After Mattel threw their hands up on their Thundercats Classic line, Super7 eventually got the license. Thanks to their pre-existing relationship with Mattel, they started by re-releasing a bunch of the existing figures with new accessories. Series 2 introduced some new characters... but it still hasn't shipped, so our first actual new offering is Series 3's Slithe.
Slithe is the leader of the Reptilian Mutants from the planet Plun-Darr. Once a field cook in the army of General Ratar-O, Slithe cheated his way into power and followed the last of the Thunderians to Third-Earth in the hope of capturing the Eye of Thundera for himself. Trapped and forced to serve the powerful Mumm-Ra,
he continues to plague the Thundercats from his base in Castle Plun-Darr.
Slithe is responsible for little baby yo's first awareness of an animation studio's recognizable style (cf. realizing Roger Klotz and the Honey Nut Cheerios Bee have the same voice, and thus there's a specific human who's doing that voice for them). Thundercats was created by Rankin/Bass (yes, they of the stop-motion Christmas specials), and Slithe is designed and animated almost exactly like the
orcs goblins in the Rankin/Bass adaptations of Jirt Tolkien's Hobbit and Return of the King. Seeing those orcs and realizing how much they looked like Slithe (or vice-versa, considering the release dates), it clicked for me that there had to be a reason for that. Because wholesale plagiarism wouldn't be allowed, right?
There was a figure of Slithe (or "S-S-Slithe," as the packaging called him) in the vintage line, but there were definite differences between that toy and the cartoon appearance. Perhaps the most noteable is the toy didn't wear a little leather headband thing like the animation model had. And like this Super7 release has as well.
The posture is different, too. Slithe has always
had a sort of hunched-over stance, with his back coming up higher than his head does, but the 1985 toy never went as far as the cartoon. No need to worry about that today! The head sits about as high as the shoulders, but then there's another inch of torso above that - and that's even before we take the spines on his back into consideration! You could imagine someone wearing this as a costume, similar to the way the Pacific Rim monsters were designed, but it's definitely a distinctly inhuman look. Surprisingly, this goes even further with the hunch than the original show did!

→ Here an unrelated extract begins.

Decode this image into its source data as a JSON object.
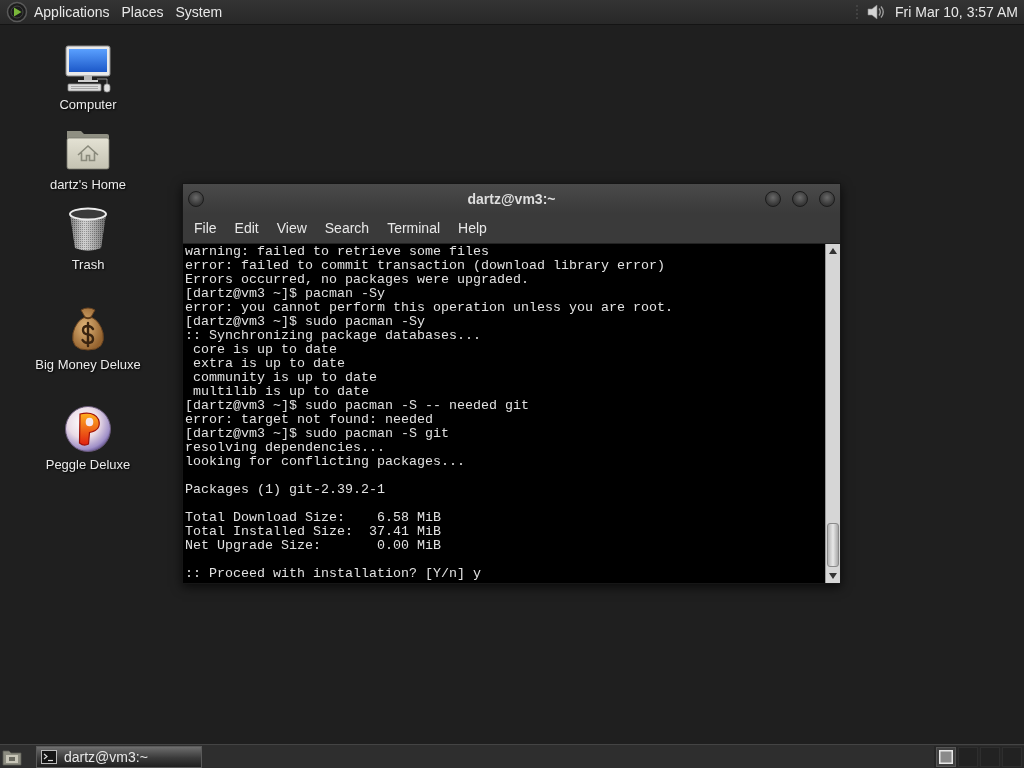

Slithe's green skin has a scaly texture, while the blue areas around his mouth and down his throat, chest, and the underside of his tail is smoother - still with small wrinkles, but not the pebbly texture
the rest of him has. The darker spots on his shoulders and tail are sculpted on: they're not just outlines, but actual raised areas that are perfectly smooth, helping set them apart from the rest of him. He wears a furry loincloth with a yellow cloth belt and tan leather suspenders that meet in the center of his chest, where there's a bull's head decoration. There's a studded bracelet on his left wrist, and a thin double-band on th right bicep.
Super7 is keeping the level of articulation that Mattel started, so this is the most poseable Slithe there's ever been (the original had hips, neck, and action-feature shoulders). He moves at the ankles,
knees, thighs, hips, waist, wrists, elbows, shoulders, head, and tail, with most of those being the trusty swivel/hinge combination; the thighs and tail are simply swivels, the waist is a balljoint, and the head is a double-balljoint "barbell." The hinges in the wrists feel a little loose, but that could just because the ones in the rest of the arm feel so tight. Since his clothes are totally separate from the body, they don't completely move with it as you pose him, instead allowing the figure to shift beneath them. Since the tail only swivels, it can get in the way if you want to do anything highly drastic with the legs, but you can work around that.
To tempt those of us who already bought Mattel's Thundercats Classic
figures to double-dip on the Thundercats Ultimates, Super7 included way more accessories. Not enough for me to justify the price, but it's good to see they're not scaling back just becuase the characters are new. LJN's 1985 Slithe came with a single axe; Super7's 2021 Slithe has two axes and a spiked morningstar, plus alternate hands (loose or gripping) and an extra head, featuring his mouth open - since he was the leader of the Evil Mutants and did most of the talking for the group, that's a fine inclusion!
Neither of the axes is the same Jackalman came with, despite the claim that that accessory was meant for Slithe - one is a direct update of the '85 piece (the gnarled one with the deeply nicked blade), and the other is simpler. If the morningstar seems familiar, maybe it's the one Panthro catches (and crushes!) one-handed in the first episode. No, Slithe wasn't the one swinging it, but it's a pretty iconic moment, and he did use one at times throughout the series. The handle on the "clean" axe is thin enough that it wants to slide freely through Slithe's fingers, unless he's holding it in both hands.
It's weird to be getting Series 3 before Series 2, but as Slithe is the first "new" toy Super7 has released, it's awesome to see how they're living up to the legacy. I know there were some complaints about their MotU Classics continuation, but Slithe is an awesome-looking figure that plays well with what we already had.